The long awaited DSM-5 has arrived and the controversy rages. Meanwhile, no matter what employers may think about the changes, they have no choice but to deal with the inevitable fallout.

DSM-5 is the “Diagnostic and Statistical Manual of Mental Disorders” as newly revised from the previous DSM-IV. It was formally introduced this week by the American Psychiatric Association and it becomes the authoritative source in North America for diagnosing mental disorders. (An earlier post talked about some of the controversy in the making of DSM-5.)

Why is it important to employers in BC?

First – it is authoritative – for psychiatrists and psychologists, for insurers, and for WorkSafeBC.

Whether or not individual professionals agree or disagree with all or any aspect of DSM-5, they will use it for at least two reasons: DSM-5 is established as the governing authority for determination of mental disorders under the Worker’s Compensation Act; and for now, there is no other alternative on which a credible diagnosis can be made so it likely will be relied on to determine if there is a “mental disability”, and to set the scope of the duty to accommodate, in human rights law.

Second – it recognizes new mental disorders, and changes the criteria for some existing disorders.

Of particular interest for employers are new disorders such as Caffeine Withdrawal, Cannabis Withdrawal, Mild Neurocognitive Disorder and Premenstrual Dysphoric Disorder, and treating extended grief over the loss of a loved one as depression.

Third – all of that likely will lead to increased costs for sick leave, disability insurance and drug plans.

The concern is that the changes will accelerate the diagnoses of mental disorders. That will justify more sick leave and more disability leave and the use of medication as treatment. That will drive up employer costs for the benefits plans commonly provided.

You can read a summary of the main criticisms of DSM-5. But of course, there are always at least two sides to every story and there is strong support as well.

Does DSM-5 medicalize normal human emotions and behaviour to our detriment, or does it gather advances in psychiatric knowledge and enable previously uncategorized problems to be recognized, studied and effectively treated?
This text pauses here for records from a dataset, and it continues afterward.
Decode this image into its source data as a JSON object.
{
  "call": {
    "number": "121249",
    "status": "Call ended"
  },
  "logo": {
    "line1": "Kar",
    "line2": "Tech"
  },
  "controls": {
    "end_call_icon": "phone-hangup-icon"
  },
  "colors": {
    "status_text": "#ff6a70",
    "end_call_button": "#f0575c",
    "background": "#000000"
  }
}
It’s an interesting debate and worth following. But whatever employers may think, DSM-5 will have an impact in the workplace.